The fourth and final conclusion is that utopianism in any cultural context can too easily be turned into a justification for tyranny. This is the paradox of unbounded idealism. The history of Marxism in the 20th century has demonstrated only too clearly that it is possible to wish mankind too well. By holding out the prospect of unlimited good, Marxism's practitioners have been able to justify unlimited evil. It was Stalin who said, "If you want to make an omelette you have to break some eggs." Mao was less delicate:
A revolution is not a dinner party, or writing an essay, or painting a picture, or doing embroidery; it cannot be so refined, so leisurely and gentle, so temperate, kind, courteous, restrained, and magnanimous. A revolution is an insurrection, an act of violence by which one class overthrows another.
Stalin and Mao were both indebted to Lenin for this novel doctrine of "revolutionary morality." In Lenin's own words: "Our morality is completely subordinated to the interests of the class struggle of the proletariat.…Morality is that which serves to destroy the old exploiting society." As a consequence, Lenin said:
We deny all morality that is drawn from some conception beyond men, beyond class. We say that it is a deception…a fraud and a stultification of the minds of the workers and peasants in the interests of the landowners and capitalists."
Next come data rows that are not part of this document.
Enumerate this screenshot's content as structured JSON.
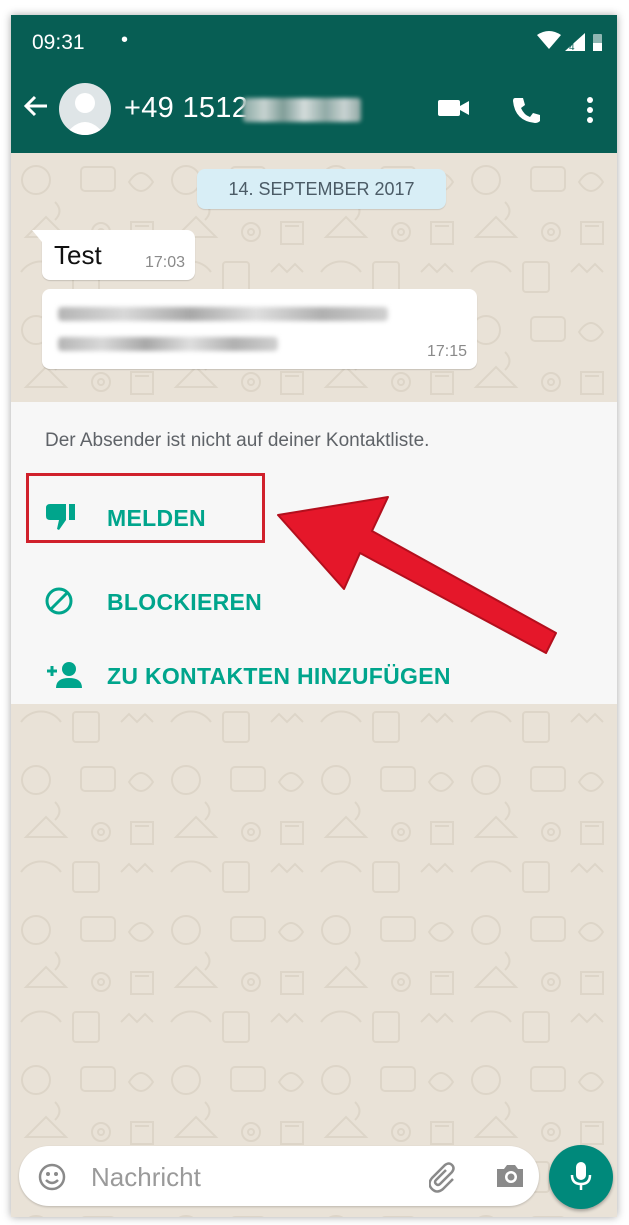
{
  "status_bar": {
    "time": "09:31",
    "dot": "•"
  },
  "app_bar": {
    "contact_number": "+49 1512"
  },
  "chat": {
    "date_chip": "14. SEPTEMBER 2017",
    "messages": [
      {
        "text": "Test",
        "time": "17:03"
      },
      {
        "text": "",
        "time": "17:15"
      }
    ]
  },
  "unknown_sender_panel": {
    "info": "Der Absender ist nicht auf deiner Kontaktliste.",
    "actions": [
      {
        "label": "MELDEN",
        "icon": "thumb-down-icon"
      },
      {
        "label": "BLOCKIEREN",
        "icon": "block-icon"
      },
      {
        "label": "ZU KONTAKTEN HINZUFÜGEN",
        "icon": "add-contact-icon"
      }
    ]
  },
  "input": {
    "placeholder": "Nachricht"
  },
  "colors": {
    "header": "#075e54",
    "accent": "#00a58c",
    "fab": "#00897b",
    "annotation": "#d0202b",
    "chat_background": "#e9e2d7"
  }
}
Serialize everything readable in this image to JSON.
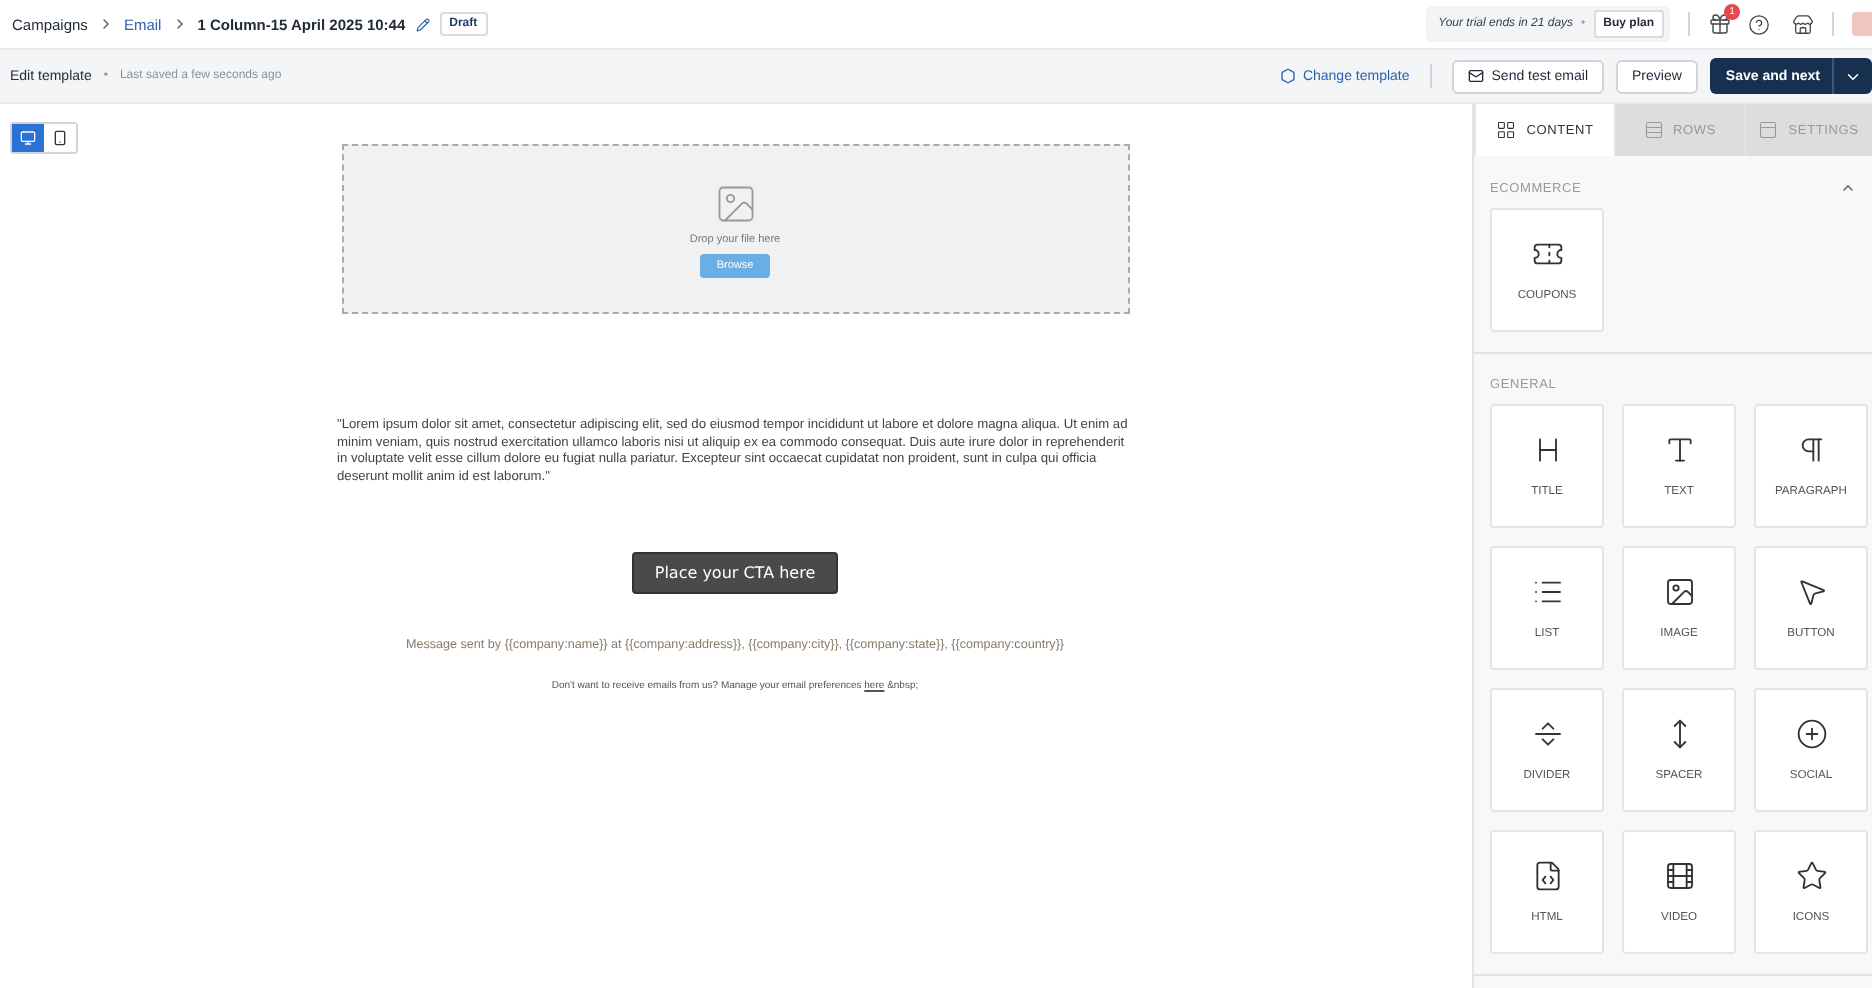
{
  "breadcrumbs": [
    {
      "label": "Campaigns",
      "kind": "plain"
    },
    {
      "label": "Email",
      "kind": "link"
    },
    {
      "label": "1 Column-15 April 2025 10:44",
      "kind": "current"
    }
  ],
  "status_badge": "Draft",
  "trial": {
    "text": "Your trial ends in 21 days",
    "separator": "•",
    "button": "Buy plan"
  },
  "notifications": "1",
  "subbar": {
    "title": "Edit template",
    "separator": "•",
    "saved": "Last saved a few seconds ago",
    "change_template": "Change template",
    "send_test": "Send test email",
    "preview": "Preview",
    "save": "Save and next"
  },
  "devices": [
    {
      "kind": "desktop",
      "selected": true
    },
    {
      "kind": "mobile",
      "selected": false
    }
  ],
  "email": {
    "drop_text": "Drop your file here",
    "browse": "Browse",
    "body": "\"Lorem ipsum dolor sit amet, consectetur adipiscing elit, sed do eiusmod tempor incididunt ut labore et dolore magna aliqua. Ut enim ad minim veniam, quis nostrud exercitation ullamco laboris nisi ut aliquip ex ea commodo consequat. Duis aute irure dolor in reprehenderit in voluptate velit esse cillum dolore eu fugiat nulla pariatur. Excepteur sint occaecat cupidatat non proident, sunt in culpa qui officia deserunt mollit anim id est laborum.\"",
    "cta": "Place your CTA here",
    "footer": "Message sent by {{company:name}} at {{company:address}}, {{company:city}}, {{company:state}}, {{company:country}}",
    "unsubscribe_before": "Don't want to receive emails from us? Manage your email preferences",
    "unsubscribe_link": "here",
    "unsubscribe_after": "&nbsp;"
  },
  "tabs": [
    {
      "label": "CONTENT",
      "kind": "grid",
      "selected": true
    },
    {
      "label": "ROWS",
      "kind": "rows",
      "selected": false
    },
    {
      "label": "SETTINGS",
      "kind": "settings",
      "selected": false
    }
  ],
  "sections": [
    {
      "title": "ECOMMERCE",
      "expanded": true,
      "tiles": [
        {
          "label": "COUPONS",
          "kind": "coupon"
        }
      ]
    },
    {
      "title": "GENERAL",
      "tiles": [
        {
          "label": "TITLE",
          "kind": "title"
        },
        {
          "label": "TEXT",
          "kind": "text"
        },
        {
          "label": "PARAGRAPH",
          "kind": "paragraph"
        },
        {
          "label": "LIST",
          "kind": "list"
        },
        {
          "label": "IMAGE",
          "kind": "image"
        },
        {
          "label": "BUTTON",
          "kind": "button"
        },
        {
          "label": "DIVIDER",
          "kind": "divider"
        },
        {
          "label": "SPACER",
          "kind": "spacer"
        },
        {
          "label": "SOCIAL",
          "kind": "social"
        },
        {
          "label": "HTML",
          "kind": "html"
        },
        {
          "label": "VIDEO",
          "kind": "video"
        },
        {
          "label": "ICONS",
          "kind": "icons"
        }
      ]
    }
  ]
}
When the leaders of Democratic Kampuchea finally got their chance to make an omelette, they broke a lot of eggs. They subordinated all civilized standards of morality to "the interests of the class struggle"—interests that were defined and dictated by the omniscient Organization. The egalitarian paradise they set out to create degenerated into an impoverished hell that differed from the poet Virgil's description in only one detail—in Kampuchea, it was not a metaphor.
Thomas Magstadt is chairman of the Department of Government and International Affairs at Augustana College, Sioux Falls, South Dakota. He has written for National Review, Chronicle of Higher Education, and other publications.
*Communist Cambodia was given the official name of Democratic Kampuchea. For semantic convenience, I will use the name Kampuchea to refer to Cambodia between April 1975 and early 1979.
**The Vietnamese invasion, although it "liberated" Cambodia from a brutal tyranny, was denounced by Prince Sihanouk at the United Nations. The UN Security Council's attempt to pass a resolution calling for Vietnam's withdrawal was vetoed by the Soviet Union. Heng Samrin's Vietnamese-backed government is now in control of the major cities and most of the Cambodian countryside, but the forces of the deposed Pol Pot regime continue to carry on a protracted guerrilla war from their base areas along the Thai-Cambodian border. Due to the support of the People's Republic of China and the Association of Southeast Asian Nations (ASEAN), the ousted Pol Pot government continues to hold Cambodia's seat in the United Nations. In July 1981, a conference on Cambodia met at the United Nations and passed a unanimous resolution calling for Vietnamese withdrawal. The same conference also asked for UN-supervised elections and a guarantee of Cambodian independence. Vietnam, the Soviet Union, and the Eastern Bloc countries boycotted the conference.
This article originally appeared in print under the headline "The Great Leap Downward".